Odoemene: “For real. But yeah it’s something that for all of us who are non-white have expected it in some shape or some form. What’s happening now is that the traditional in-your-face racism is slowly being filtered away and what’s being replaced, what’s replacing it is the more indirect one and it’s so subtle only those who are on the receiving end..”

D’Arcy: “Give us an example..”

Odoemene: “Oh for example I could be sitting on the bus and if I’m the only black person on the bus I’m probably the only person who’ll think, ‘who’s going to sit next to me?’.”

Osman: “Exactly.”

Odoemene: “Just in my head. There could be two or three seats left, or no seats at all. But I’m still thinking, she probably won’t, he or she probably will not sit next to me.”

D’Arcy: “Cause you’re black.”

Odoemene: “Yeah, oh, definitely. Or I could get on the bus right now and the whole bus could be packed up or there could be three or four spots left. I’m looking at whose reaction to me, walking past them, is the most open reaction so I can sit next to them. So it’s little things like that…”


Osman: “[On Dublin Bus] I was with a friend of mine going back home, well going into town from DCU, that’s where I went to college, and a group of six, well seven, girls attacked us. Just because. They were about 16/17 and first it was verbal abuse like, they were just saying stuff but that’s something we’re used to so whatever, like, you brush it off. But they kept going on and then, at some stage, my friend said something back to them and then they actually physically attacked us on the bus. And as the driver was getting out, the girls to go downstairs, well they should have been kicked off but they went downstairs, and when he came up, he told them to go so he could see who actually, you know, was doing the whole trouble, problem, whatever. One of them said, ‘I’m ginger, get them off the bus‘.”

D’Arcy: “I’m what?”

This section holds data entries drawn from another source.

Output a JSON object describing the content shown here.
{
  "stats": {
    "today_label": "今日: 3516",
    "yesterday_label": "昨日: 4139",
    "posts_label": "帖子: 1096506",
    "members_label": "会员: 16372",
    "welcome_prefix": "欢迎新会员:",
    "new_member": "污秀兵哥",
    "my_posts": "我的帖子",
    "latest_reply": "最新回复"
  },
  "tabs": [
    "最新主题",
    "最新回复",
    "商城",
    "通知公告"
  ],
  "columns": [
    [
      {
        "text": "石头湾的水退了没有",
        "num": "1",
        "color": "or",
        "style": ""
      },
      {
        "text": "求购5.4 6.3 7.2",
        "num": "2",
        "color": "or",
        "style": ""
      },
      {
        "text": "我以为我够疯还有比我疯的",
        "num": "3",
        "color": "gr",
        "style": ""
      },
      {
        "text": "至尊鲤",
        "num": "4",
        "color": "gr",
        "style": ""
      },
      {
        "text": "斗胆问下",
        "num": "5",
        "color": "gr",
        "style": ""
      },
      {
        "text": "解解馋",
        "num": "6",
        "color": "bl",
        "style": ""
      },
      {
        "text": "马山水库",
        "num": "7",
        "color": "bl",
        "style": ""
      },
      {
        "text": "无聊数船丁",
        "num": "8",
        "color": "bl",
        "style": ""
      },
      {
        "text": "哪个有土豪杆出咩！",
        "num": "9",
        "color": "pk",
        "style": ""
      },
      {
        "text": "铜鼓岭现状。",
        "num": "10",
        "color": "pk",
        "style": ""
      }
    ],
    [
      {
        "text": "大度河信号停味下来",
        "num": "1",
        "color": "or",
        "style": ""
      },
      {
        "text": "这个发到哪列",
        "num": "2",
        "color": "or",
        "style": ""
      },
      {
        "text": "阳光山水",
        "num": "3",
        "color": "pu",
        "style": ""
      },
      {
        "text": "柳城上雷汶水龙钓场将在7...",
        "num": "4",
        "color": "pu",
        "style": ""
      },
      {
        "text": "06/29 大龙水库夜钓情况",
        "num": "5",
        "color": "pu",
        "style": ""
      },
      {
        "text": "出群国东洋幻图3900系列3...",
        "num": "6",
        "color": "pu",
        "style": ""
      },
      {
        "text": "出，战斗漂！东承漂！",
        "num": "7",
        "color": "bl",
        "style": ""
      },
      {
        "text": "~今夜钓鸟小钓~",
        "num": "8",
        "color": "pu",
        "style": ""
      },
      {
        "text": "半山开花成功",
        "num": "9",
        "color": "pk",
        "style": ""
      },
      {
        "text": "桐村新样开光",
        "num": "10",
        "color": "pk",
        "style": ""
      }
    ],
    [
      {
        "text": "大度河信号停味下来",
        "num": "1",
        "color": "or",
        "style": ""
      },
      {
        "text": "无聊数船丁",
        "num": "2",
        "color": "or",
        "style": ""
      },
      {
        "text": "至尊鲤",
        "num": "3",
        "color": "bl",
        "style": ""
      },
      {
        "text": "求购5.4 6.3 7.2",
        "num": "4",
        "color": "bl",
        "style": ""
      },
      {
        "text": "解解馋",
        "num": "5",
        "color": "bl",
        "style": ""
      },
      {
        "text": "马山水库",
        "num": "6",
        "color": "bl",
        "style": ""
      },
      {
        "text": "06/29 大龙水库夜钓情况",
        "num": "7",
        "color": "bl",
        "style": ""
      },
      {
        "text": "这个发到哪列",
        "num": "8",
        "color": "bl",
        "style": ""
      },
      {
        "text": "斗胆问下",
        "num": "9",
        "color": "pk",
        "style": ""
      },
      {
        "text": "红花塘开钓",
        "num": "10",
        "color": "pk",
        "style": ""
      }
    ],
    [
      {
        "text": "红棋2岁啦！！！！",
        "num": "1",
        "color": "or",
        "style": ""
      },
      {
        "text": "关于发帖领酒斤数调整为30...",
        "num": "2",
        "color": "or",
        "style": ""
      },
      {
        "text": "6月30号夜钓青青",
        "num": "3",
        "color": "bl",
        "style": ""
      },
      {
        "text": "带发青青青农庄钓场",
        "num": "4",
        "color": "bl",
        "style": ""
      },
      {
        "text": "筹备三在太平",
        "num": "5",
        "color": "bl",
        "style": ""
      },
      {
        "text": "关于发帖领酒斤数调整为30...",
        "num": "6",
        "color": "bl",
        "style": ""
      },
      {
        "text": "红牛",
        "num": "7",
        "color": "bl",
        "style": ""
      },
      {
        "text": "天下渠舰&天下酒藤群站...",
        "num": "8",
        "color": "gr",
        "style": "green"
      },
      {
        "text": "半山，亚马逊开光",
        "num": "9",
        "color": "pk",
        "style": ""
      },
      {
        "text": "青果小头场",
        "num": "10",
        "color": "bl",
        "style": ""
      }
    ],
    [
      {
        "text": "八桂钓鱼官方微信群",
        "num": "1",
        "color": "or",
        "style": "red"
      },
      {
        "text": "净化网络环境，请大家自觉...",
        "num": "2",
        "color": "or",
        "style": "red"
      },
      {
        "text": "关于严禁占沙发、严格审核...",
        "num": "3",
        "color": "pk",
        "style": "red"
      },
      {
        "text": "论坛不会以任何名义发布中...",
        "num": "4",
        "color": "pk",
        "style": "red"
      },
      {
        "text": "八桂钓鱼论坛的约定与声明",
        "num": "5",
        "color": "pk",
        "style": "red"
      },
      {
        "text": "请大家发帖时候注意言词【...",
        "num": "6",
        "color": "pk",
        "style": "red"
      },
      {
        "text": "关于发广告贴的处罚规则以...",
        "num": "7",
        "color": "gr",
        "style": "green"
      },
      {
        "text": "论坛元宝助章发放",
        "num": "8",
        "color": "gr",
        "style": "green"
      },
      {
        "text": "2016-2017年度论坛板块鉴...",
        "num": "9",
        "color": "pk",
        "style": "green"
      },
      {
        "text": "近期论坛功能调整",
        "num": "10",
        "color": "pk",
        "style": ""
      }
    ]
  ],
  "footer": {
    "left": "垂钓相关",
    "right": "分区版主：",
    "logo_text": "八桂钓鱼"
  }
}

Osman: “I’m ginger, I’m Irish. I feel so pathetic saying this but that’s what she said. And it actually made me laugh, like, are you serious? You know. And then they..”

D’Arcy: “That antagonised them more I would imagine, the fact that you laughed. Were they referring to your headscarf or..”

Osman: “Yeah she was like, actually it was right after Bin Laden was dead or something and they were like, ‘are you upset with Bin Laden your da?’ and I was like, ‘ok’. I clearly wasn’t. And then, when we got downstairs, we got off the bus, they followed us off the bus onto Dame Street to College Green and they physically attacked us then.”


Odoemene: “What I can see is that there’s becoming more of a youthful awakening politically. Being different is the norm nowadays, it’s being celebrated more. Example of that was the wonderful result from the marriage referendum last year. What we’re doing as a nation, celebrating the difference, but, at the same time, that safe haven you see around maybe within your college walls or your youth centres but it’s when you go outside to far more traditional areas, it’s not the same. Or when you go back to your home town or outside Dublin, as well, it’s not the same as you may feel. There’s a slow change but it’s coming.”

Listen back here in full

Previously: ‘I Used To Fantasise About Being White’